I’m sure that you could identify a few people from your life outside of the beauty industry that fit into these rough personality groups. Crazies certainly aren’t industry-specific. Hopefully, this random little chapter gave you a laugh and some insight into the various whack-a-doodles you may come into contact with throughout your career.

 

Licensed cosmetologist and beauty industry advocate Tina Alberino is a trusted resource, providing a wealth of information and personalized advice. Alberino’s extensive consulting experience informs her writing, available on her blog, This Ugly Beauty Business and in her book, The Beauty Industry Survival Guide.

Facebook Comments ()

Leave a Comment

Name:
Email:
Comment:
Submit

Comments (0)

Featured Products & Promotions   |   Advertisement

Market Research

Market Research How big is the U.S. nail business? $7.3 billion. What's the average service price for a manicure?
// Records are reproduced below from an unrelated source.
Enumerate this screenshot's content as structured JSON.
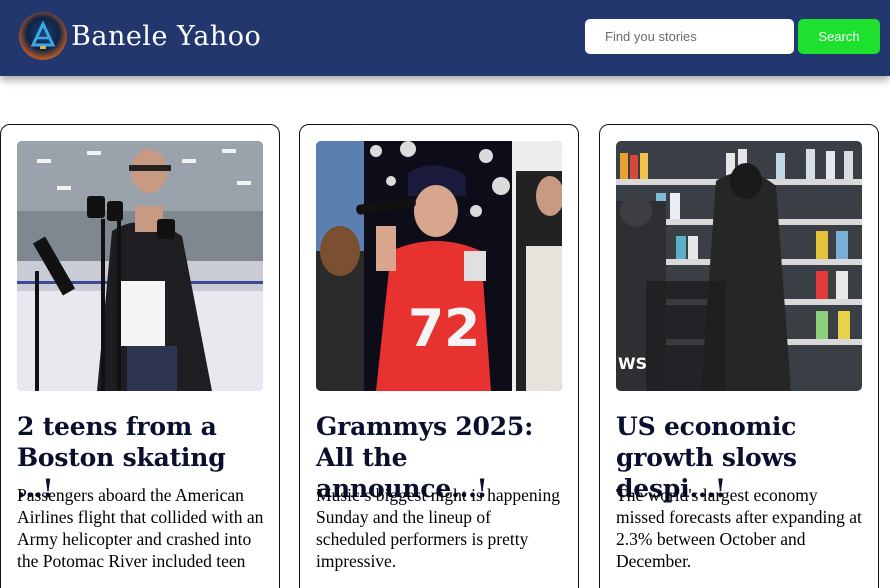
{
  "header": {
    "brand": "Banele Yahoo",
    "logo_icon": "ai-logo-icon",
    "search": {
      "placeholder": "Find you stories",
      "value": "",
      "button_label": "Search"
    },
    "colors": {
      "navbar": "#23376f",
      "search_button": "#1ee02e"
    }
  },
  "cards": [
    {
      "image_subject": "man speaking at microphones in ice rink",
      "title": "2 teens from a Boston skating ...!",
      "description": "Passengers aboard the American Airlines flight that collided with an Army helicopter and crashed into the Potomac River included teen"
    },
    {
      "image_subject": "singer in red 72 jersey with microphone",
      "title": "Grammys 2025: All the announce...!",
      "description": "Music’s biggest night is happening Sunday and the lineup of scheduled performers is pretty impressive."
    },
    {
      "image_subject": "shoppers at supermarket shelves",
      "image_overlay_text": "WS",
      "title": "US economic growth slows despi...!",
      "description": "The world's largest economy missed forecasts after expanding at 2.3% between October and December."
    }
  ]
}
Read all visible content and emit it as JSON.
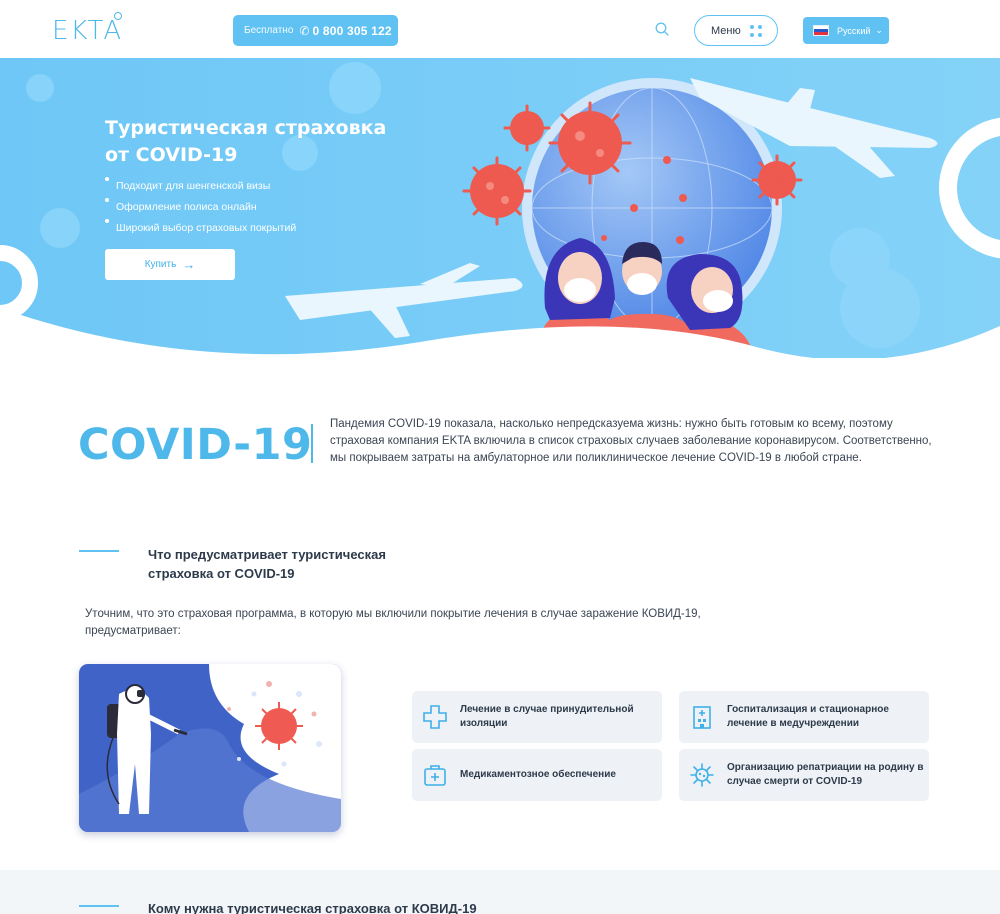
{
  "header": {
    "logo": "EKTA",
    "phone": {
      "free_label": "Бесплатно",
      "number": "0 800 305 122"
    },
    "menu_label": "Меню",
    "language": "Русский"
  },
  "hero": {
    "title": "Туристическая страховка от COVID-19",
    "bullets": [
      "Подходит для шенгенской визы",
      "Оформление полиса онлайн",
      "Широкий выбор страховых покрытий"
    ],
    "buy_label": "Купить"
  },
  "intro": {
    "heading": "COVID-19",
    "text": "Пандемия COVID-19 показала, насколько непредсказуема жизнь: нужно быть готовым ко всему, поэтому страховая компания EKTA включила в список страховых случаев заболевание коронавирусом. Соответственно, мы покрываем затраты на амбулаторное или поликлиническое лечение COVID-19  в любой стране."
  },
  "coverage": {
    "title": "Что предусматривает туристическая страховка от COVID-19",
    "subtitle": "Уточним, что это страховая программа, в которую мы включили покрытие лечения в случае заражение КОВИД-19, предусматривает:",
    "items": [
      {
        "label": "Лечение в случае принудительной изоляции",
        "icon": "medical-cross-icon"
      },
      {
        "label": "Госпитализация и стационарное лечение в медучреждении",
        "icon": "hospital-building-icon"
      },
      {
        "label": "Медикаментозное обеспечение",
        "icon": "medicine-case-icon"
      },
      {
        "label": "Организацию репатриации на родину в случае смерти от COVID-19",
        "icon": "virus-icon"
      }
    ]
  },
  "who_needs": {
    "title": "Кому нужна туристическая страховка от КОВИД-19"
  },
  "colors": {
    "accent": "#5fc2f2",
    "brand_blue": "#4fb8ea",
    "hero_bg": "#7ccdf7",
    "virus_red": "#ee5a4f",
    "card_bg": "#eef2f6"
  }
}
Dig into our decades' deep research archives.

Industry Statistics for

View All

VietSALON

FREE Subscription

VietSalon is a Vietnamese-language magazine and the sister publication to NAILS. Click the link below to sign up for a FREE one-year subscription.

Subscribe to NAILS & SAVE!

Get a free preview issue and a Free Gift
Subscribe Today!

Please sign in or register to .    Close
Loading...
 
Subscribe Today
Subscribe Today